The current issue of Salamander is chock-full of human experience. One might think a large role of all literature is to capture such experience, and I believe this to be true, but the poems and stories in this issue provide experience in the purest way. Our lives are lived through fragments even though time feels linear. The work published in this issue show us fragmented living. The current issue of Salamander is chock-full of human experience. One might think a large role of all literature is to capture such experience, and I believe this to be true, but the poems and stories in this issue provide experience in the purest way. Our lives are lived through fragments even though time feels linear. The work published in this issue show us fragmented living.
Salamander’s 2014 Fiction Prize Winner, Barrett Warner, gifts us his short story “Dimension” which provides a strong example of living life in fragments. Our protagonist begins the piece by providing us with “Two points.” The first is about how his math teacher, Mr. Umbec, has died and how the speaker has given Mr. Umbec’s dog a home. The second point is how our speaker has met a woman, Yo, who “noticed very private things” about him. The story breaks from a linear telling, instead delivering the tale through sections. On the surface, we have a speaker who moved out into the sticks, turned his land into a farm and tried to hold on to the affections of this woman who “has two husbands.” However, Warner provides his readers with a story that feels choppy based on the manic nature of our speaker who, at times, gives his dog a voice. We continue to jump from anecdotes about how Mr. Umbec “couldn’t hold his liquor” to how Yo dressed our speaker in nothing but a black cape and said how he’d “look so sexy with some blood on that lip.” This weaving of narratives reads almost like a braided or lyric essay and emphasizes how life is a collection of fragments that together create a unified whole.
Derek JG Williams provides us with a poem about a speaker who writes letters to his brother in prison. While the poem is not written in fragments, it does show us how life can jump from writing a letter to walking the dog “until my feet ache.” The poet provides us with the binary of freedom and imprisonment, but leaves us wondering if our speaker is not also somehow imprisoned when he writes, “I know we need so much / more than we can give.”
Poetry dominates this issue of Salamander adding to the theme of fragmentary living. Readers are given snapshots of butterfly gardens, the blight of the female anatomy, the secret lives of teacups, and the morning song of the woodpecker.

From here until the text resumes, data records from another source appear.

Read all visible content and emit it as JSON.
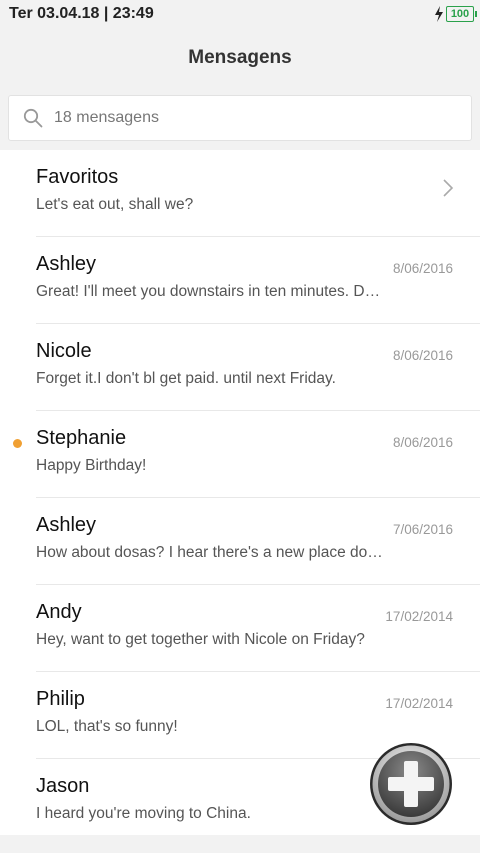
{
  "status_bar": {
    "datetime": "Ter 03.04.18 | 23:49",
    "battery": "100",
    "charging_icon": "bolt-icon"
  },
  "header": {
    "title": "Mensagens"
  },
  "search": {
    "icon": "search-icon",
    "text": "18 mensagens"
  },
  "conversations": [
    {
      "name": "Favoritos",
      "preview": "Let's eat out, shall we?",
      "date": "",
      "chevron": true,
      "unread": false
    },
    {
      "name": "Ashley",
      "preview": "Great! I'll meet you downstairs in ten minutes. D…",
      "date": "8/06/2016",
      "unread": false
    },
    {
      "name": "Nicole",
      "preview": "Forget it.I don't bl get paid. until next Friday.",
      "date": "8/06/2016",
      "unread": false
    },
    {
      "name": "Stephanie",
      "preview": "Happy Birthday!",
      "date": "8/06/2016",
      "unread": true
    },
    {
      "name": "Ashley",
      "preview": "How about dosas? I hear there's a new place do…",
      "date": "7/06/2016",
      "unread": false
    },
    {
      "name": "Andy",
      "preview": "Hey, want to get together with Nicole on Friday?",
      "date": "17/02/2014",
      "unread": false
    },
    {
      "name": "Philip",
      "preview": "LOL, that's so funny!",
      "date": "17/02/2014",
      "unread": false
    },
    {
      "name": "Jason",
      "preview": "I heard you're moving to China.",
      "date": "",
      "unread": false
    }
  ],
  "fab": {
    "icon": "plus-icon"
  },
  "colors": {
    "unread": "#f0a033",
    "battery": "#2aa14b"
  }
}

We are provided with stories from a slew of voices that, coupled together, provide the perfect reincarnation of life in the human body.
None show us what it means to be human more than honorable mention for the fiction prize. Margaret Osburn’s “When Desire Can’t Find Its Object” follows the speaker from his attempts at photographing egrets to his spontaneous visit with an old friend. Throughout the piece, our speaker muses over the waning body of a spirit that shines brightly in his eye. The two are speaking of their lives, all the while hiding what they both truly wish to share. What we’re left with as readers is a moment lost to desire and the image of life lived with a fragmented heart.
Salamander has created a unified whole from shreds of the human mind and heart. This issue weaves the breath of longing with the oxygen of language. It makes its readers think about the puzzle pieces of life and how they create a picture of perfect imperfection. It shows us how our imperfection makes us individuals and shouldn’t be traded for a neat and orderly understanding of ourselves. We are a whole built of many fragments.